Dataset rows describing interfaces:
=== Begin Enclosure ===

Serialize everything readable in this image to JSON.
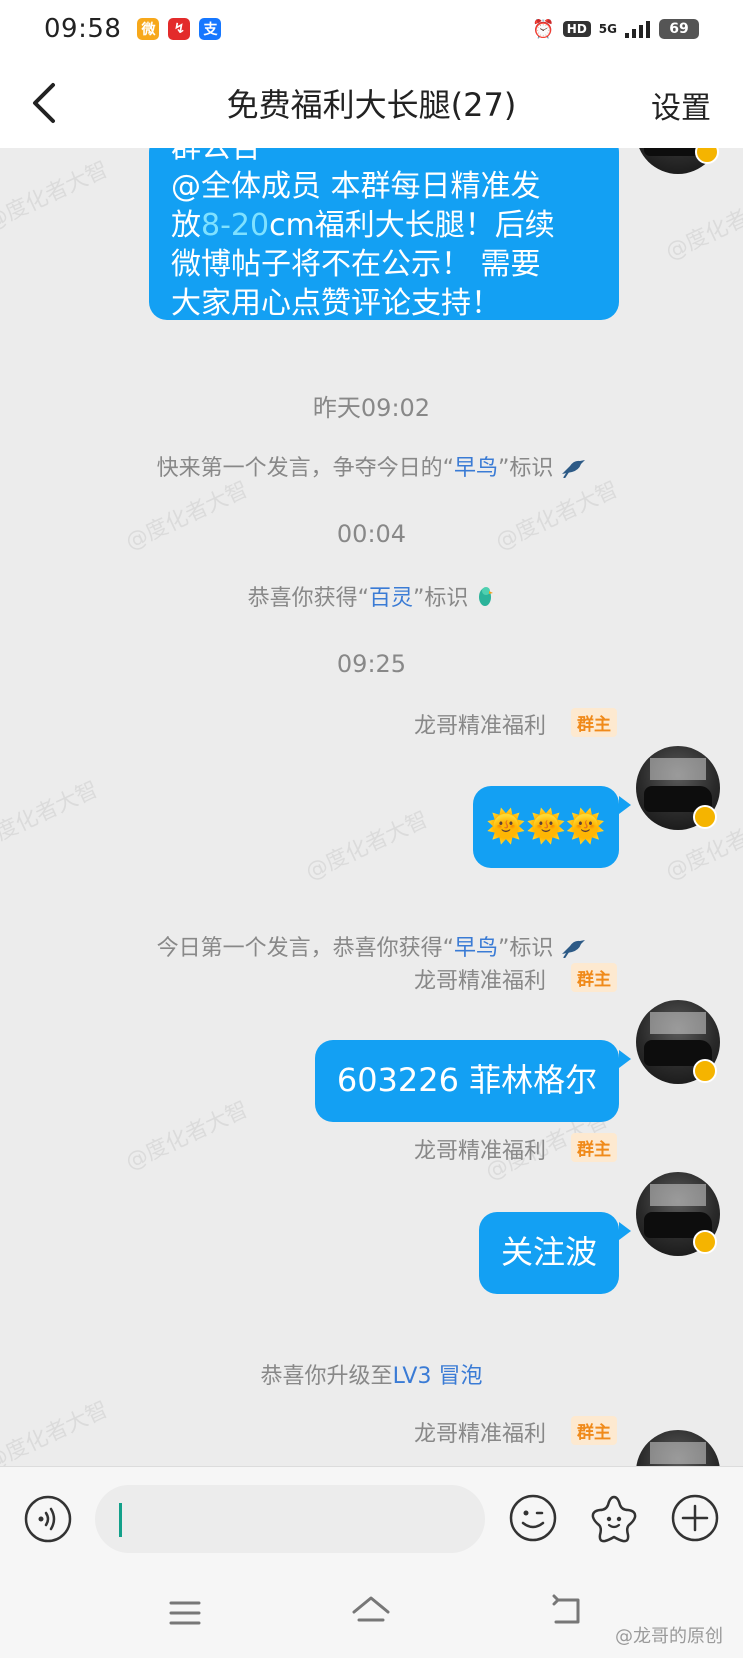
{
  "status_bar": {
    "time": "09:58",
    "apps": [
      {
        "name": "weibo-app-icon",
        "glyph": "微",
        "color": "#f7a81b"
      },
      {
        "name": "red-app-icon",
        "glyph": "↯",
        "color": "#e32b2b"
      },
      {
        "name": "alipay-app-icon",
        "glyph": "支",
        "color": "#1677ff"
      }
    ],
    "hd": "HD",
    "network": "5G",
    "battery": "69"
  },
  "header": {
    "title": "免费福利大长腿(27)",
    "settings_label": "设置"
  },
  "notice": {
    "lines": [
      [
        "群公告"
      ],
      [
        "@全体成员 本群每日精准发"
      ],
      [
        "放",
        "8-20",
        "cm福利大长腿！后续"
      ],
      [
        "微博帖子将不在公示！ 需要"
      ],
      [
        "大家用心点赞评论支持！"
      ]
    ]
  },
  "timeline": {
    "time_1": "昨天09:02",
    "early_bird_prompt": {
      "before": "快来第一个发言，争夺今日的“",
      "highlight": "早鸟",
      "after": "”标识"
    },
    "time_2": "00:04",
    "bailing_badge": {
      "before": "恭喜你获得“",
      "highlight": "百灵",
      "after": "”标识"
    },
    "time_3": "09:25",
    "early_bird_awarded": {
      "before": "今日第一个发言，恭喜你获得“",
      "highlight": "早鸟",
      "after": "”标识"
    },
    "level_up": {
      "before": "恭喜你升级至",
      "highlight": "LV3 冒泡"
    }
  },
  "sender": {
    "name": "龙哥精准福利",
    "role_badge": "群主"
  },
  "messages": [
    {
      "text": "🌞🌞🌞"
    },
    {
      "text": "603226 菲林格尔"
    },
    {
      "text": "关注波"
    }
  ],
  "watermark_text": "@度化者大智",
  "footer_watermark": "@龙哥的原创",
  "colors": {
    "bubble": "#13a0f3",
    "highlight_blue": "#3a7bd5",
    "owner_badge": "#f08a1a"
  }
}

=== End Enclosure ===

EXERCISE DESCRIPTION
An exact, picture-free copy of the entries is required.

ANSWER BELOW
Serialize everything readable in this image to JSON.
{
  "status_bar": {
    "time": "09:58",
    "apps": [
      {
        "name": "weibo-app-icon",
        "glyph": "微",
        "color": "#f7a81b"
      },
      {
        "name": "red-app-icon",
        "glyph": "↯",
        "color": "#e32b2b"
      },
      {
        "name": "alipay-app-icon",
        "glyph": "支",
        "color": "#1677ff"
      }
    ],
    "hd": "HD",
    "network": "5G",
    "battery": "69"
  },
  "header": {
    "title": "免费福利大长腿(27)",
    "settings_label": "设置"
  },
  "notice": {
    "lines": [
      [
        "群公告"
      ],
      [
        "@全体成员 本群每日精准发"
      ],
      [
        "放",
        "8-20",
        "cm福利大长腿！后续"
      ],
      [
        "微博帖子将不在公示！ 需要"
      ],
      [
        "大家用心点赞评论支持！"
      ]
    ]
  },
  "timeline": {
    "time_1": "昨天09:02",
    "early_bird_prompt": {
      "before": "快来第一个发言，争夺今日的“",
      "highlight": "早鸟",
      "after": "”标识"
    },
    "time_2": "00:04",
    "bailing_badge": {
      "before": "恭喜你获得“",
      "highlight": "百灵",
      "after": "”标识"
    },
    "time_3": "09:25",
    "early_bird_awarded": {
      "before": "今日第一个发言，恭喜你获得“",
      "highlight": "早鸟",
      "after": "”标识"
    },
    "level_up": {
      "before": "恭喜你升级至",
      "highlight": "LV3 冒泡"
    }
  },
  "sender": {
    "name": "龙哥精准福利",
    "role_badge": "群主"
  },
  "messages": [
    {
      "text": "🌞🌞🌞"
    },
    {
      "text": "603226 菲林格尔"
    },
    {
      "text": "关注波"
    }
  ],
  "watermark_text": "@度化者大智",
  "footer_watermark": "@龙哥的原创",
  "colors": {
    "bubble": "#13a0f3",
    "highlight_blue": "#3a7bd5",
    "owner_badge": "#f08a1a"
  }
}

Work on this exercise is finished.